PEPPER PIKE — Brainard Circle could be open to traffic by the first week for February, according to City Engineer Don Sheehy. There may be an end in sight as Dominion Energy and its subcontractors complete repairs on the gas line and related infrastructure.
The 30-inch gas main running underneath Brainard Circle exploded on Nov. 15, causing a gaping hole in the road and a fire 80 feet high and 80 feet wide. The road and surrounding infrastructure and greenery were damaged but there were no injuries.
The Public Utilities Commission of Ohio announced an investigation into the cause of the explosion, which occurred along a newly installed portion of the gas line. A preliminary report from Dec. 12 indicated that a “girth weld failure” may have been the cause, noting other potential violations of the Gas Pipeline Safety Code, according to the commission.
“We’re hoping that the first week of February, we’ll be taking the [traffic] barriers out,” Mr. Sheehy said at the council meeting on Jan. 15.
He said that Dominion completed the gas main work, but the storm culvert must be repaired. Nearby, there is a stream that also runs through Brainard Circle. Underneath the circle, however, the stream runs in a pipe, known as a culvert, Mr. Sheehy said.
He explained that there is a concrete box with reinforced steel below the road. The box itself has a hole on each side for the water to run through and it is 100 feet long, 7 feet high and 10 feet wide. The top of the box is 7 feet below the roadway, and the bottom is 14 feet below the road, he said. Construction crews pour concrete around the top, bottom and sides of the steel cage, according to Mr. Sheehy.
For other work on the water main, the contractor is coordinating with the Cleveland Division of Water, which operates the water main, Mr. Sheehy said.
“Virtually, all the work is underground,” he explained. “We were out there yesterday (Jan. 14) and there were about a dozen people you couldn’t see.”
Councilman Jim LeMay asked where the water is now while the contractors are rebuilding the culvert below the circle. Mr. Sheehy said that the contractors are maintaining the water flow around where they are working.
Mayor Richard Bain said that he spoke with a representative from Dominion Energy who expressed the company’s commitment to restoring the circle to its prior beauty.
“He [gave] reaffirmation that when the street is completed, they’re not completed,” he said. “They’re going to be with us for the distance to re-establish the greenery and the trees.”

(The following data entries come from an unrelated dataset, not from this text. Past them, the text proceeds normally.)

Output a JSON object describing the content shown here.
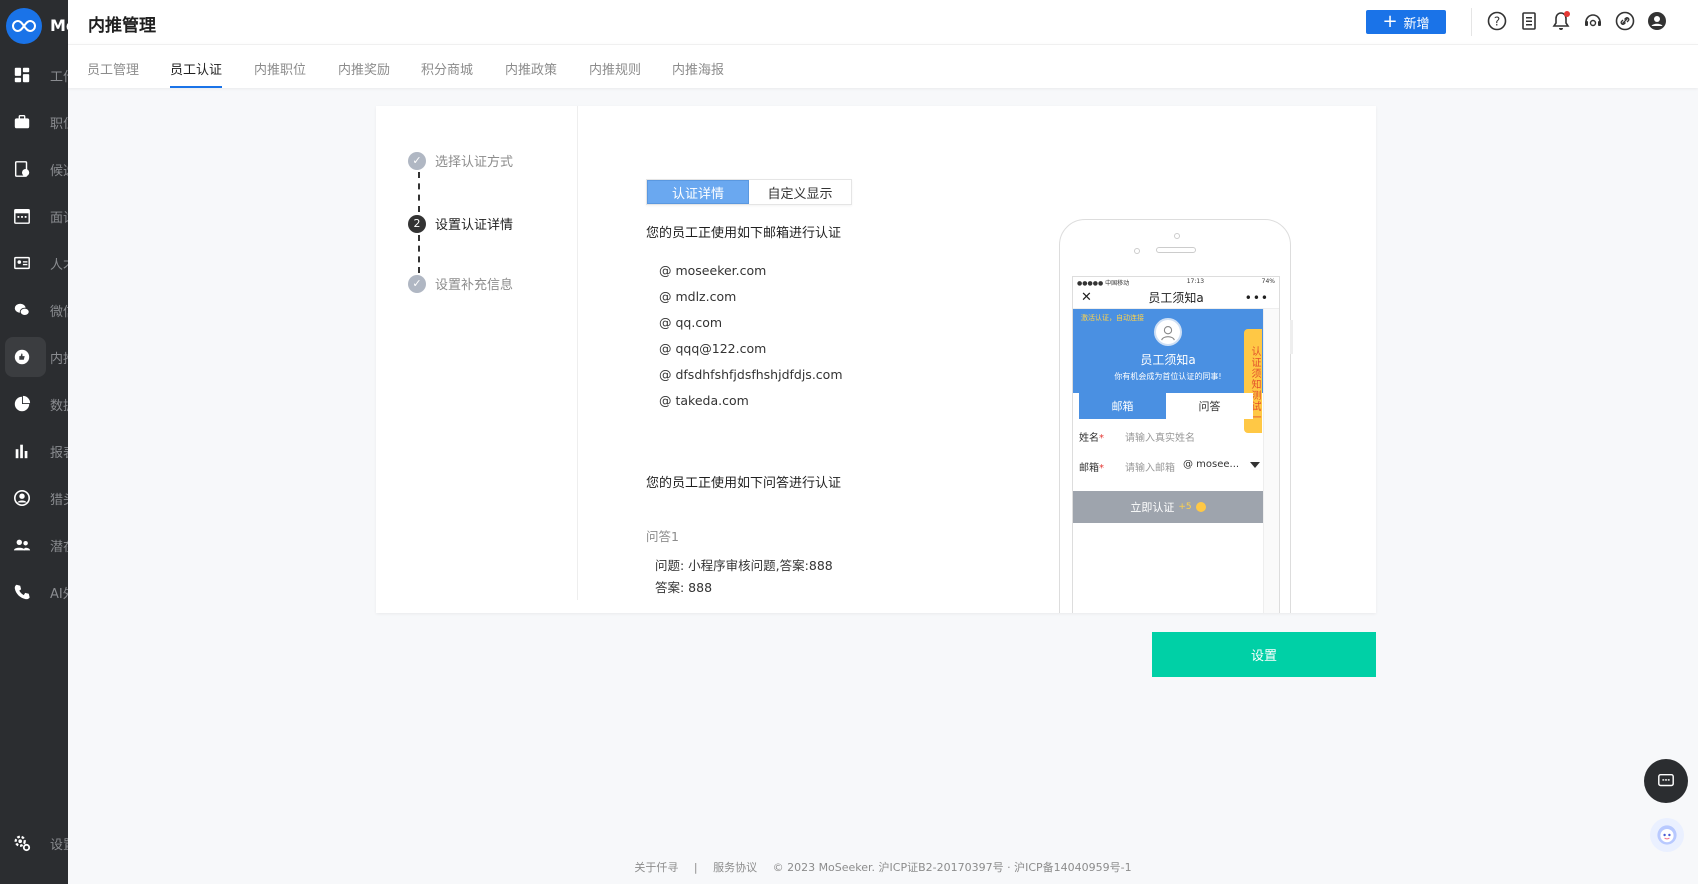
{
  "app": {
    "logo_text": "Mo",
    "logo_caption": "MoSeeker"
  },
  "sidebar": {
    "items": [
      {
        "icon": "dashboard-icon",
        "label": "工作台"
      },
      {
        "icon": "briefcase-icon",
        "label": "职位"
      },
      {
        "icon": "candidate-icon",
        "label": "候选人"
      },
      {
        "icon": "calendar-icon",
        "label": "面试"
      },
      {
        "icon": "id-card-icon",
        "label": "人才"
      },
      {
        "icon": "wechat-icon",
        "label": "微信"
      },
      {
        "icon": "referral-icon",
        "label": "内推"
      },
      {
        "icon": "pie-chart-icon",
        "label": "数据"
      },
      {
        "icon": "bar-chart-icon",
        "label": "报表"
      },
      {
        "icon": "headhunter-icon",
        "label": "猎头"
      },
      {
        "icon": "people-icon",
        "label": "潜在"
      },
      {
        "icon": "phone-icon",
        "label": "AI外呼"
      }
    ],
    "settings": {
      "icon": "settings-icon",
      "label": "设置"
    }
  },
  "header": {
    "title": "内推管理",
    "add_label": "新增",
    "icons": [
      "help-icon",
      "document-icon",
      "bell-icon",
      "support-icon",
      "link-icon",
      "user-avatar-icon"
    ],
    "accent": "#1a73e8"
  },
  "tabs": [
    {
      "label": "员工管理"
    },
    {
      "label": "员工认证"
    },
    {
      "label": "内推职位"
    },
    {
      "label": "内推奖励"
    },
    {
      "label": "积分商城"
    },
    {
      "label": "内推政策"
    },
    {
      "label": "内推规则"
    },
    {
      "label": "内推海报"
    }
  ],
  "steps": [
    {
      "label": "选择认证方式",
      "state": "done"
    },
    {
      "label": "设置认证详情",
      "state": "current",
      "number": "2"
    },
    {
      "label": "设置补充信息",
      "state": "done"
    }
  ],
  "segmented": {
    "active": "认证详情",
    "other": "自定义显示"
  },
  "email_section": {
    "title": "您的员工正使用如下邮箱进行认证",
    "domains": [
      "@ moseeker.com",
      "@ mdlz.com",
      "@ qq.com",
      "@ qqq@122.com",
      "@ dfsdhfshfjdsfhshjdfdjs.com",
      "@ takeda.com"
    ]
  },
  "qa_section": {
    "title": "您的员工正使用如下问答进行认证",
    "label": "问答1",
    "question": "问题: 小程序审核问题,答案:888",
    "answer": "答案: 888"
  },
  "phone": {
    "status_left": "●●●●● 中国移动 ",
    "status_time": "17:13",
    "status_right": "74%",
    "nav_title": "员工须知a",
    "band_tip": "激活认证，自动连接",
    "band_name": "员工须知a",
    "band_sub": "你有机会成为首位认证的同事!",
    "vertical_tab": "认证须知测试一",
    "tab_email": "邮箱",
    "tab_qa": "问答",
    "name_label": "姓名",
    "name_placeholder": "请输入真实姓名",
    "email_label": "邮箱",
    "email_placeholder": "请输入邮箱",
    "email_domain": "@ mosee...",
    "verify_label": "立即认证",
    "verify_points": "+5"
  },
  "set_button": "设置",
  "footer": {
    "about": "关于仟寻",
    "sep": "|",
    "terms": "服务协议",
    "copyright": "© 2023 MoSeeker. 沪ICP证B2-20170397号 · 沪ICP备14040959号-1"
  },
  "colors": {
    "primary": "#1a73e8",
    "teal": "#00d0a6",
    "sidebar": "#2b2d30"
  }
}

In other news, Judge K.J. Montgomery of the Shaker Heights Municipal Court swore in Mayor Bain, Mr. LeMay and Councilmen Tony Gentile and Manohar Daga for another four-year term. The three councilmen and the mayor each ran unopposed in the fall 2019 election.